“I’d like that,” he said, his voice deep. He sounded faintly amused.
Probably because I was acting so flustered. “It’s not always like this in here,” I assured him, as if it mattered. The second floor, unlike the crowded, chaotic first floor, was devoid of both TVs and singing fans and had only a few customers scattered throughout. A group of four women in one corner had already cashed out but had been lingering for an hour. A couple sat near the top of the stairs.
I led him all the way to a table by the windows, overlooking the street, desperate to kill as much time as possible. I had the funny urge to pull out his chair for him, as if this were a white-tablecloth kind of place, but I hung back until he seated himself. He had a topcoat folded over his arm, and he hung it over the back of his chair, put his hat on the wide sill of the window, then sat. I set the menu down in front of him.
“The kitchen is already closed,” I said, going into my automatic “after 10:00 p.m.” patter, “but the full list of cocktails is of course available, as are the selections on the dessert menu.” I turned the menu over to the list of desserts. “Today’s sorbet is passion fruit.”
“Passion fruit?” he asked, one eyebrow raised like he was skeptical of it.
“Nah,” I joked. “That’s the name of my Lord Lightning cover band.”

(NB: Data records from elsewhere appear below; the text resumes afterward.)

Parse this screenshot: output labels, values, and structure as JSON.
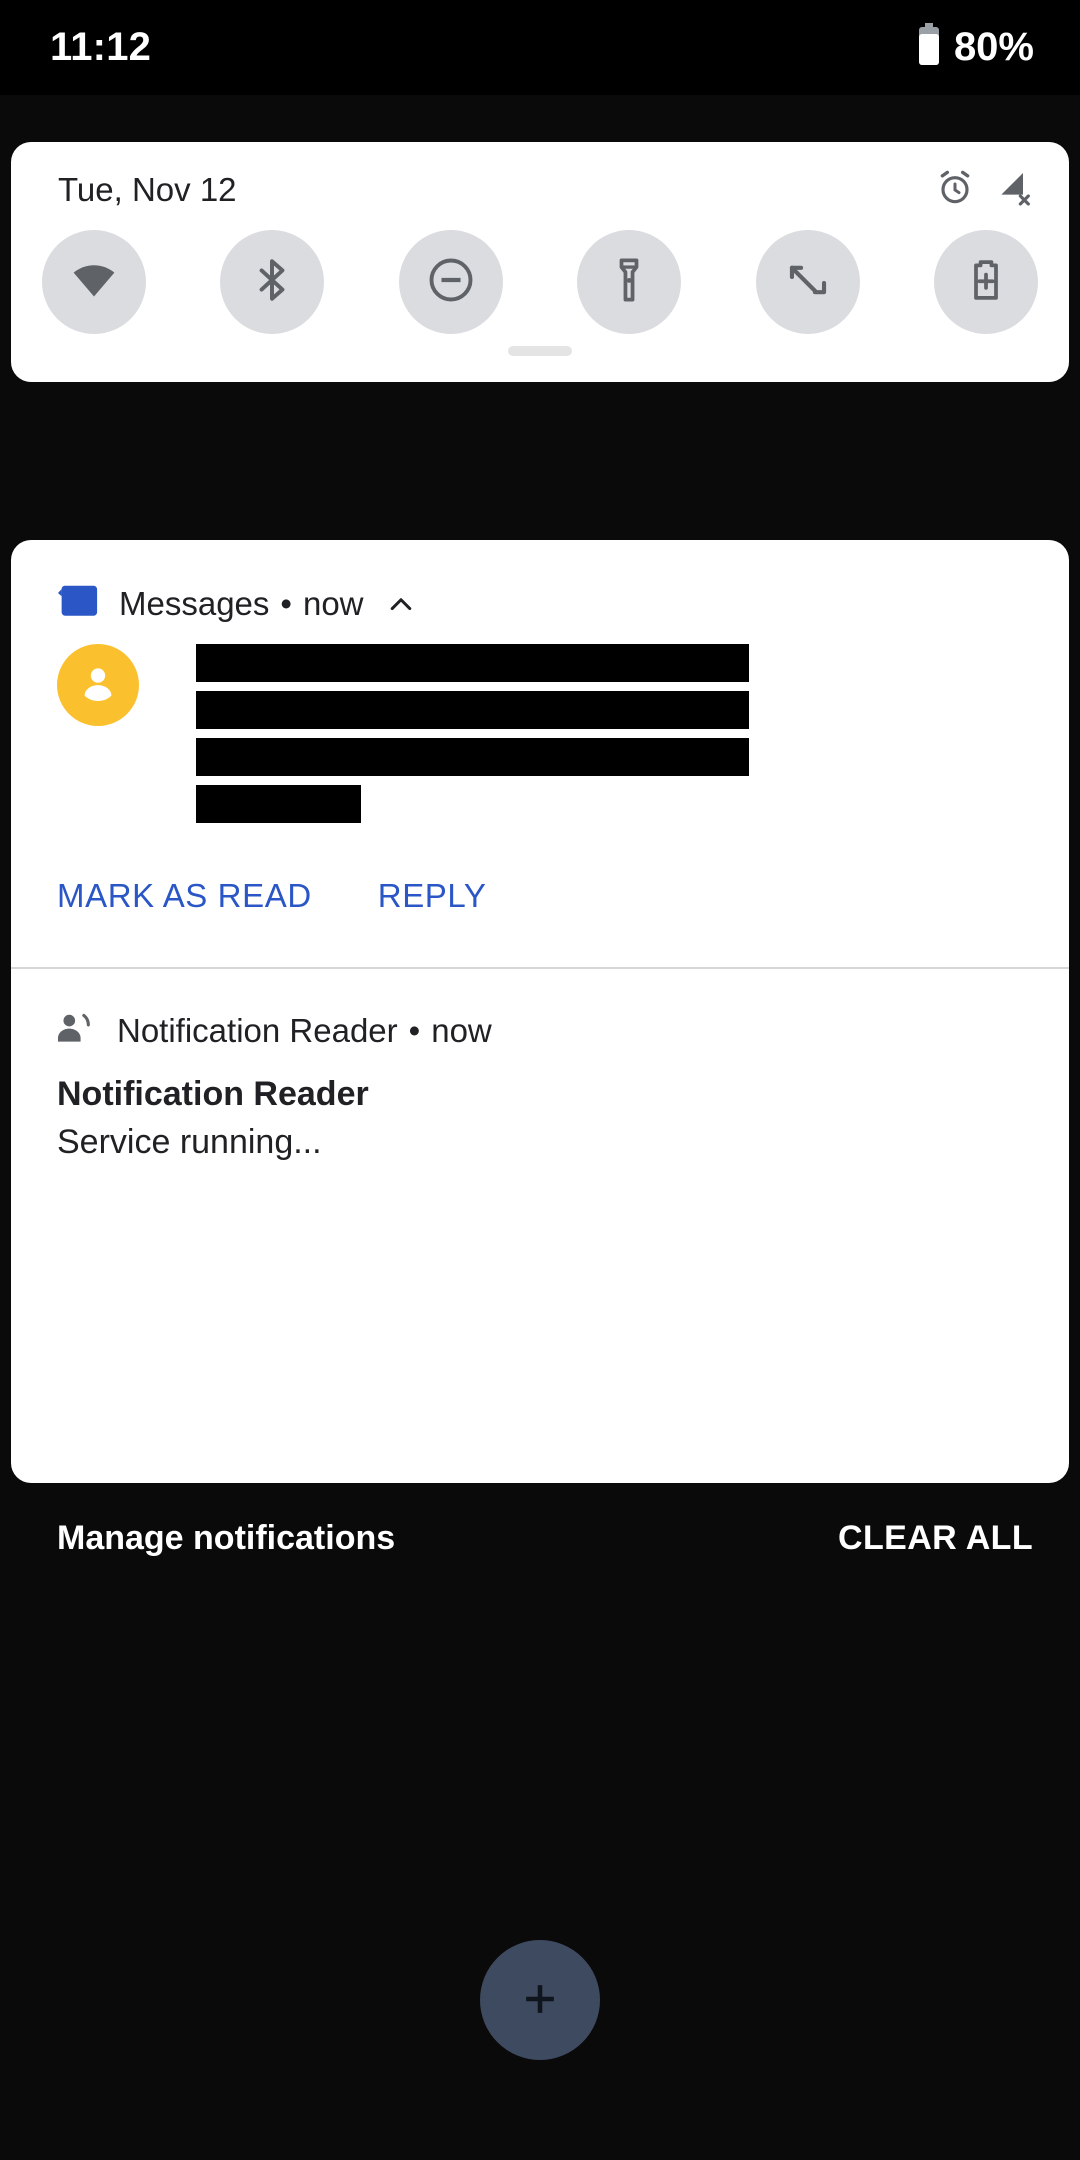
{
  "status_bar": {
    "clock": "11:12",
    "battery_percent": "80%",
    "battery_icon": "battery-icon"
  },
  "quick_settings": {
    "date": "Tue, Nov 12",
    "header_icons": [
      {
        "name": "alarm-clock-icon"
      },
      {
        "name": "signal-off-icon"
      }
    ],
    "tiles": [
      {
        "name": "wifi-tile",
        "icon": "wifi-icon"
      },
      {
        "name": "bluetooth-tile",
        "icon": "bluetooth-icon"
      },
      {
        "name": "do-not-disturb-tile",
        "icon": "do-not-disturb-icon"
      },
      {
        "name": "flashlight-tile",
        "icon": "flashlight-icon"
      },
      {
        "name": "auto-rotate-tile",
        "icon": "auto-rotate-icon"
      },
      {
        "name": "battery-saver-tile",
        "icon": "battery-saver-icon"
      }
    ],
    "drag_handle": "drag-handle"
  },
  "notifications": [
    {
      "app_name": "Messages",
      "separator": "•",
      "time": "now",
      "expand_icon": "chevron-up-icon",
      "avatar_icon": "person-avatar-icon",
      "avatar_color": "#fbc02d",
      "redacted_lines": [
        {
          "width": "full"
        },
        {
          "width": "full"
        },
        {
          "width": "full"
        },
        {
          "width": "short"
        }
      ],
      "actions": [
        {
          "label": "MARK AS READ",
          "name": "mark-as-read-button"
        },
        {
          "label": "REPLY",
          "name": "reply-button"
        }
      ],
      "action_color": "#2a56c6"
    },
    {
      "app_name": "Notification Reader",
      "separator": "•",
      "time": "now",
      "app_icon": "person-speaking-icon",
      "title": "Notification Reader",
      "text": "Service running..."
    }
  ],
  "footer": {
    "manage_label": "Manage notifications",
    "clear_all_label": "CLEAR ALL"
  },
  "fab": {
    "icon": "plus-icon",
    "color": "#3e4a5f"
  }
}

That made him laugh. In the streetlamps that shone through the window, I couldn’t tell the color of his eyes, blue, hazel, green? The light from outside was stark and bluish compared to the soft amber lights in the bar, making his cheekbones look impossibly sharp. His hair was dangerously blond, almost white, and cropped close to his head. His age was impossible to gauge; he could’ve been a young forty or a haunted twenty. He was gorgeous and striking and his voice had a slight British tinge to it as he said, “Oh, just try to work it into every conversation, do you?”